It demanded ten years, since this donation was accepted by the then Secretary of Culture Mario O´Donnell and the Director of the Museum Jorge Glusberg, to meet this legacy so the Barradas, Figari, Torres García, Xul Solar, Pettoruti paintings and the magnificent sculpture by Alicia Penalba finally could find their place. Only the commitment of her sons Carlos, Luisa, Cristina and Diego, the timely mediation of the Minister Aníbal Fernández and the negotiation of the current director, Alberto Bellucci, made this a successful process: The donation can be visited as from the day after tomorrow on the first floor of the National Museum of Beaux Arts.
This ensemble is an insuperable example of the Río de la Plata art. The portrait of Bernabé Michelena signed in 1914 by Rafael Barradas, and one of the dearest paintings to the Miguens Bemberg siblings, greets the visitor. With almost no voice and wet eyes, confined on a wheel-chair in the last stage of a terminal decease, María Luisa gave away the artworks which were part of her life. The Bemberg chamber will be escorted by battle scenes painted by soldier-painter Cándido López, who left his imprint in art's history by painting with his left hand, after losing the right one in a battle and with it, his interest for still life paintings. María Luisa started her collection when her sons were teenagers, ten years before she started filming. She was born into a family of art collectors. Her father bought Academician paintings and owned a fine Canaletto. Her uncle Federico owned an impressive impressionist paintings collection and her brother George assembled a significant art collection which he donated to the Museum of Toulouse, in France; the country where he moved to long time ago. The first painting that María Luisa bought was Pelando la pava, a customary Figari. Yet, the jewels of the collection are Rafael Barradas' paintings, a painter who was able to take colours up to a vibrating intensity. María Luisa Bemberg's challenge was to assemble a coherent ensemble from heterogeneous expressions: Pettoruti's cubism; Torres García's constructivism, the light musicality of Xul Solar and the naive stroke of Figari. The ensemble is completed by an extraordinary sculpture by Alicia Penalba.

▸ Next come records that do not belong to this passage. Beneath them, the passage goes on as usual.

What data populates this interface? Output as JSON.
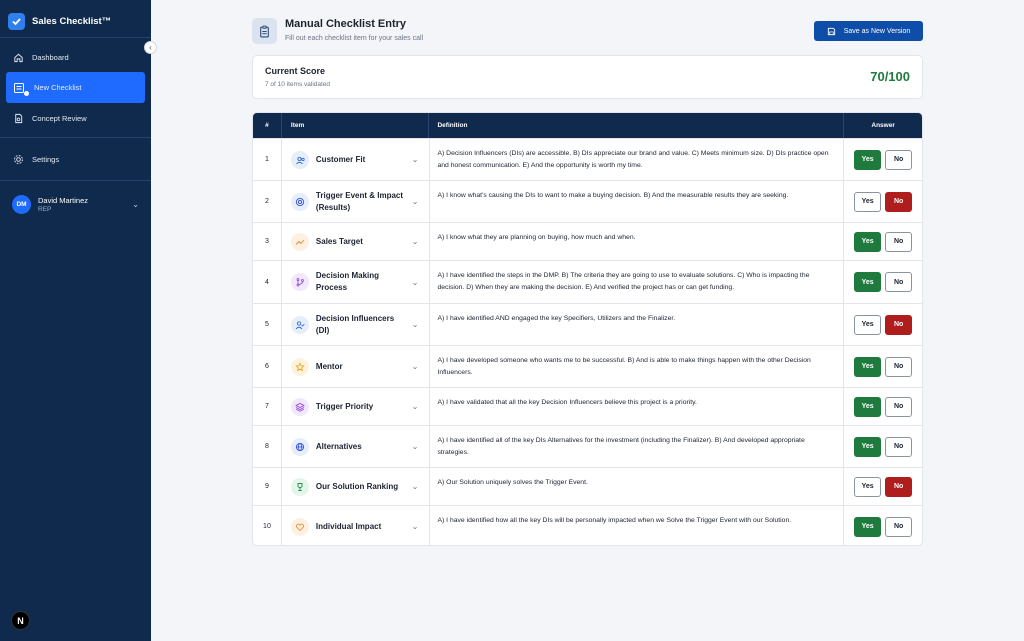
{
  "app": {
    "name": "Sales Checklist™"
  },
  "sidebar": {
    "items": [
      {
        "label": "Dashboard",
        "icon": "home-icon"
      },
      {
        "label": "New Checklist",
        "icon": "checklist-icon"
      },
      {
        "label": "Concept Review",
        "icon": "document-icon"
      },
      {
        "label": "Settings",
        "icon": "gear-icon"
      }
    ],
    "user": {
      "initials": "DM",
      "name": "David Martinez",
      "role": "REP"
    },
    "badge": "N"
  },
  "header": {
    "title": "Manual Checklist Entry",
    "subtitle": "Fill out each checklist item for your sales call",
    "save_label": "Save as New Version"
  },
  "score": {
    "title": "Current Score",
    "subtitle": "7 of 10 items validated",
    "value": "70/100"
  },
  "table": {
    "headers": {
      "num": "#",
      "item": "Item",
      "definition": "Definition",
      "answer": "Answer"
    },
    "yes_label": "Yes",
    "no_label": "No",
    "rows": [
      {
        "num": "1",
        "item": "Customer Fit",
        "icon": "users-icon",
        "icon_bg": "#e6eefb",
        "icon_color": "#2f6bd8",
        "definition": "A) Decision Influencers (DIs) are accessible. B) DIs appreciate our brand and value. C) Meets minimum size. D) DIs practice open and honest communication. E) And the opportunity is worth my time.",
        "answer": "yes"
      },
      {
        "num": "2",
        "item": "Trigger Event & Impact (Results)",
        "icon": "target-icon",
        "icon_bg": "#e6eefb",
        "icon_color": "#2f4fd8",
        "definition": "A) I know what's causing the DIs to want to make a buying decision. B) And the measurable results they are seeking.",
        "answer": "no"
      },
      {
        "num": "3",
        "item": "Sales Target",
        "icon": "trending-up-icon",
        "icon_bg": "#fdf0e2",
        "icon_color": "#e08a2a",
        "definition": "A) I know what they are planning on buying, how much and when.",
        "answer": "yes"
      },
      {
        "num": "4",
        "item": "Decision Making Process",
        "icon": "branch-icon",
        "icon_bg": "#f1e8fb",
        "icon_color": "#8a3fd8",
        "definition": "A) I have identified the steps in the DMP. B) The criteria they are going to use to evaluate solutions. C) Who is impacting the decision. D) When they are making the decision. E) And verified the project has or can get funding.",
        "answer": "yes"
      },
      {
        "num": "5",
        "item": "Decision Influencers (DI)",
        "icon": "user-check-icon",
        "icon_bg": "#e6eefb",
        "icon_color": "#2f6bd8",
        "definition": "A) I have identified AND engaged the key Specifiers, Utilizers and the Finalizer.",
        "answer": "no"
      },
      {
        "num": "6",
        "item": "Mentor",
        "icon": "star-icon",
        "icon_bg": "#fdf3dc",
        "icon_color": "#e0a21f",
        "definition": "A) I have developed someone who wants me to be successful. B) And is able to make things happen with the other Decision Influencers.",
        "answer": "yes"
      },
      {
        "num": "7",
        "item": "Trigger Priority",
        "icon": "layers-icon",
        "icon_bg": "#f1e8fb",
        "icon_color": "#8a3fd8",
        "definition": "A) I have validated that all the key Decision Influencers believe this project is a priority.",
        "answer": "yes"
      },
      {
        "num": "8",
        "item": "Alternatives",
        "icon": "globe-icon",
        "icon_bg": "#e6eefb",
        "icon_color": "#2f4fd8",
        "definition": "A) I have identified all of the key DIs Alternatives for the investment (including the Finalizer). B) And developed appropriate strategies.",
        "answer": "yes"
      },
      {
        "num": "9",
        "item": "Our Solution Ranking",
        "icon": "trophy-icon",
        "icon_bg": "#e4f5ea",
        "icon_color": "#1f8a4d",
        "definition": "A) Our Solution uniquely solves the Trigger Event.",
        "answer": "no"
      },
      {
        "num": "10",
        "item": "Individual Impact",
        "icon": "heart-icon",
        "icon_bg": "#fdf0e2",
        "icon_color": "#e08a2a",
        "definition": "A) I have identified how all the key DIs will be personally impacted when we Solve the Trigger Event with our Solution.",
        "answer": "yes"
      }
    ]
  },
  "colors": {
    "sidebar": "#0f2a4d",
    "accent": "#1f6bff",
    "yes": "#1f7a3d",
    "no": "#b01d1d"
  }
}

Bemberg's beau geste, continued by the mediation of her sons, recaptures the best tradition of the Argentine collecting practice, which laid the foundations of our artistic patrimony: The Guerrico, Rossi, González Garaño, Santamarina and Di Tella families, among others, were significant donors of art collections to the National Museum located in Avenida del Libertador. It is worthwhile to emphasize that this is not the first donation made by María Luisa Bemberg to the MNBA.
In 1985, President Raúl Alfonsín was in office, she donated "View of the Thames", by Alfred Sisley. The bureaucratic web left the painting in a daze longer than patience and logic could endure. The mediation of Teresa Anchorena, then National Director of Visual Arts, was required in order that the Museum formally accepted the donation and complied with the appropriate procedure followed by every museum in the world: To receive, to thank and to exhibit.
Alicia de Arteaga Diario La Nación, Culture Section – 30 November 2004.